In the data that follows, count the lines where "pnpm" appears, and write only the number.

**** Input data ****

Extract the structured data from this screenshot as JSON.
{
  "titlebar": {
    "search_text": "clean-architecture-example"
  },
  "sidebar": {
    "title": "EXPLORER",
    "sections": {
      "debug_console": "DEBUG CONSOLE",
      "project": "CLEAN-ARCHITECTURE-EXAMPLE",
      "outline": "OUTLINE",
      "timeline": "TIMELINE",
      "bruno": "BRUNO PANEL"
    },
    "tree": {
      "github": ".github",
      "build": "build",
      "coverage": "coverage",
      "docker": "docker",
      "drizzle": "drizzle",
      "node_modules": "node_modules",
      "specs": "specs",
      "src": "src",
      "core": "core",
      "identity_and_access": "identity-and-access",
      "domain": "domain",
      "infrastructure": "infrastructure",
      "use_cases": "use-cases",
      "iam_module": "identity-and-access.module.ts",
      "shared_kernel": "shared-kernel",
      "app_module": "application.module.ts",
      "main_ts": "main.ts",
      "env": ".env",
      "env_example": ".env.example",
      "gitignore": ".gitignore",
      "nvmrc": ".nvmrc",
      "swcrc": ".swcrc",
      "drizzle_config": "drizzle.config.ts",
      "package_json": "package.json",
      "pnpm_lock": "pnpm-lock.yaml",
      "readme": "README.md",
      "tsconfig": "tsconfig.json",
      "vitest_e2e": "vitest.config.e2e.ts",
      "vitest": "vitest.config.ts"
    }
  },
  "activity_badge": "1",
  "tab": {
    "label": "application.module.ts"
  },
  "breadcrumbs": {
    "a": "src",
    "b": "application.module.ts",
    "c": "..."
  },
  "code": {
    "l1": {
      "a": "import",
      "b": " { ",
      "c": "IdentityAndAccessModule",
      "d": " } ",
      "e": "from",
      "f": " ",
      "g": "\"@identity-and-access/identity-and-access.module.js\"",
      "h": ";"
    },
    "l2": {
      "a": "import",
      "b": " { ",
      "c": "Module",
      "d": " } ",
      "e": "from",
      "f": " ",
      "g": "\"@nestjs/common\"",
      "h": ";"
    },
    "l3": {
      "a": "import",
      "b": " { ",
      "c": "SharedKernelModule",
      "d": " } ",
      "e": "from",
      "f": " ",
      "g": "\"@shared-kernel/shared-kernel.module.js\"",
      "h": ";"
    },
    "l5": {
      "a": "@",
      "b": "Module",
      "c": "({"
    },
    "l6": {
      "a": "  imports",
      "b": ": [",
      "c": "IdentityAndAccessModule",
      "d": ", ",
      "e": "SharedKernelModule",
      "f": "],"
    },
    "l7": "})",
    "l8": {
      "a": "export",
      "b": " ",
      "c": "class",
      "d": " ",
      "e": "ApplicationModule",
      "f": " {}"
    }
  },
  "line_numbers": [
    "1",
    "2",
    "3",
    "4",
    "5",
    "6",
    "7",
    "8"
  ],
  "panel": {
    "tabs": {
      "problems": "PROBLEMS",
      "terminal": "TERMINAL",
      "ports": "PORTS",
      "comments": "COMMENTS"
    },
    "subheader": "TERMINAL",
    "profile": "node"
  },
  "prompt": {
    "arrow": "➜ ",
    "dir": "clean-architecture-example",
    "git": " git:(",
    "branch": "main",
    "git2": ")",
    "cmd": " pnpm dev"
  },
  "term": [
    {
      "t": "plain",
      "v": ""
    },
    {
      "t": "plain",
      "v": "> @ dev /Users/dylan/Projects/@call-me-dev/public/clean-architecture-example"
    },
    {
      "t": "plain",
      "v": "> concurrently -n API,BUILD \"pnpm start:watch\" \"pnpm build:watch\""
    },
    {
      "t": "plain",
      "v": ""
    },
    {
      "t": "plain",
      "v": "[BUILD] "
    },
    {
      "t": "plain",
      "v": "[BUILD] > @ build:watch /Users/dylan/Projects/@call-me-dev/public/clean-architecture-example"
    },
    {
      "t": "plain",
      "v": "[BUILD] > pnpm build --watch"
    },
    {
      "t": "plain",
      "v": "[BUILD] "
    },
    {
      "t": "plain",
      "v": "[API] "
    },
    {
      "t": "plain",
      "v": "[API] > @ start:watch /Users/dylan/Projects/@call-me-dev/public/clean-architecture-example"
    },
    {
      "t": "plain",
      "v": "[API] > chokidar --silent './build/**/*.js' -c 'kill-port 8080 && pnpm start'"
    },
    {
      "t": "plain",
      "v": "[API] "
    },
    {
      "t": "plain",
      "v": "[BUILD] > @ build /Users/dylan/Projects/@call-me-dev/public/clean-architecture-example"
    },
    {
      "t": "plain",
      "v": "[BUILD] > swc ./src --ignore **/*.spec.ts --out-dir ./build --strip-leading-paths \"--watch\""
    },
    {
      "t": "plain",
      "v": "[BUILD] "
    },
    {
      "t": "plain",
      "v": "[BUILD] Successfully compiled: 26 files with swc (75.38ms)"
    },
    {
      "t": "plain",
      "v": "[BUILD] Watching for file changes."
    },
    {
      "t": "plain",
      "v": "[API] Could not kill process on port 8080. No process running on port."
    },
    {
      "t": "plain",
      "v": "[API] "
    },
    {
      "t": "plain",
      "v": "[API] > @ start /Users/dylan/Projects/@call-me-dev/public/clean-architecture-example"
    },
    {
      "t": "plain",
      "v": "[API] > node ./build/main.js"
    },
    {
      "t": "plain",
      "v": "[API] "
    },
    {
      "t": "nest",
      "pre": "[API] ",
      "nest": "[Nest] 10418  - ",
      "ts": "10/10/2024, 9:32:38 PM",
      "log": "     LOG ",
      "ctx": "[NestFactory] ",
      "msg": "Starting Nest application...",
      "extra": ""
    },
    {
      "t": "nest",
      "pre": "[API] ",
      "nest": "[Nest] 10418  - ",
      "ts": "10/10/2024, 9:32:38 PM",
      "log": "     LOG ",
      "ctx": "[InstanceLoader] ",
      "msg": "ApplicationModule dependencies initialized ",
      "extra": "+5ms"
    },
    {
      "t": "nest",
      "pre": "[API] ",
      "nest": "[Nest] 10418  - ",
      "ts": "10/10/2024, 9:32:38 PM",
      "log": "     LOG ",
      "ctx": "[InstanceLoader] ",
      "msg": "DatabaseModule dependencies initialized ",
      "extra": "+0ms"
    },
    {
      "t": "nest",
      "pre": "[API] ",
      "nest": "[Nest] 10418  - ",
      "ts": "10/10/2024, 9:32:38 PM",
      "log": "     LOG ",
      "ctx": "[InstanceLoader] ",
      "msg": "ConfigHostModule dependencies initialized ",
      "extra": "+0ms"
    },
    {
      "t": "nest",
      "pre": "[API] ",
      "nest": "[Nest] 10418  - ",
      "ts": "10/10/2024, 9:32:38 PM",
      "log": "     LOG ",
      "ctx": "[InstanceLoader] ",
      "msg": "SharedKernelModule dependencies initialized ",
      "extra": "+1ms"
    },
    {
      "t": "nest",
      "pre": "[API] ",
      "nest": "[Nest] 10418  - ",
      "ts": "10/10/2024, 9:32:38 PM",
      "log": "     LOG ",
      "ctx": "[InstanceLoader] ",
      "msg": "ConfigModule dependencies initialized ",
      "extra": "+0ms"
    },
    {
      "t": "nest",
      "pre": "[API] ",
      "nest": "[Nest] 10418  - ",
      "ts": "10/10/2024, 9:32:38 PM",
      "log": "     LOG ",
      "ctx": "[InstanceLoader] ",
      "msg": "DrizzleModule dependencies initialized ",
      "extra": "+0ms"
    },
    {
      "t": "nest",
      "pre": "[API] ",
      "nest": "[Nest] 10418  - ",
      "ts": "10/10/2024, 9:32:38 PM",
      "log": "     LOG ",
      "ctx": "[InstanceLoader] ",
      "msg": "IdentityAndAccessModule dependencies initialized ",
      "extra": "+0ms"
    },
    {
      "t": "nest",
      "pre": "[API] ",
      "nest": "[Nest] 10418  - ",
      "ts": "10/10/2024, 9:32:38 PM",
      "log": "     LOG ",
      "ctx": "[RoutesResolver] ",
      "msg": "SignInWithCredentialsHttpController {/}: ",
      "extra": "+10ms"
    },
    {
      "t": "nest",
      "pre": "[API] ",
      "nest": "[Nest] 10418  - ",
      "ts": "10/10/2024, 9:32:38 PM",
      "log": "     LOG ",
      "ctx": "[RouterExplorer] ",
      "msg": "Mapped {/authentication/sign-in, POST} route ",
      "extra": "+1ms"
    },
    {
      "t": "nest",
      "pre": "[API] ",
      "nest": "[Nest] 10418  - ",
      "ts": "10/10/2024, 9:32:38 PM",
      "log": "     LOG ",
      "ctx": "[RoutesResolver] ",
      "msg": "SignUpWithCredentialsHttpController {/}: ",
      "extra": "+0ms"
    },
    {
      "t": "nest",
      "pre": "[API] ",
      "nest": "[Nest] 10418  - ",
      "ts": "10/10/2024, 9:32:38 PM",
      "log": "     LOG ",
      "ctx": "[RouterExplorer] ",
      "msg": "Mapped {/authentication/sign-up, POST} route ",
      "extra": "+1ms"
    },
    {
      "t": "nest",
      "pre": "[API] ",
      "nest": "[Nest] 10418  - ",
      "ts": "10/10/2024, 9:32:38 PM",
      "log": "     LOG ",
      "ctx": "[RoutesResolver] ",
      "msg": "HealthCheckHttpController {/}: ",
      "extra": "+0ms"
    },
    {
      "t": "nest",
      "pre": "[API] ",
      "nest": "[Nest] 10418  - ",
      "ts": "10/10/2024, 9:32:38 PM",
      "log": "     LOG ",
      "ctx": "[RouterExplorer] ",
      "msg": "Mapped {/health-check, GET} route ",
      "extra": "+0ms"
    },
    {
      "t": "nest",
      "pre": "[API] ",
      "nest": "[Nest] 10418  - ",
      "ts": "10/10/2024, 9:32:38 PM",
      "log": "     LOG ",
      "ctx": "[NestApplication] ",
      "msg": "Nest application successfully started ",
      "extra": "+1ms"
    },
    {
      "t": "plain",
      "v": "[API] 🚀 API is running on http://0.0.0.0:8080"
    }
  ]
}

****

• [Response to the exercise] 5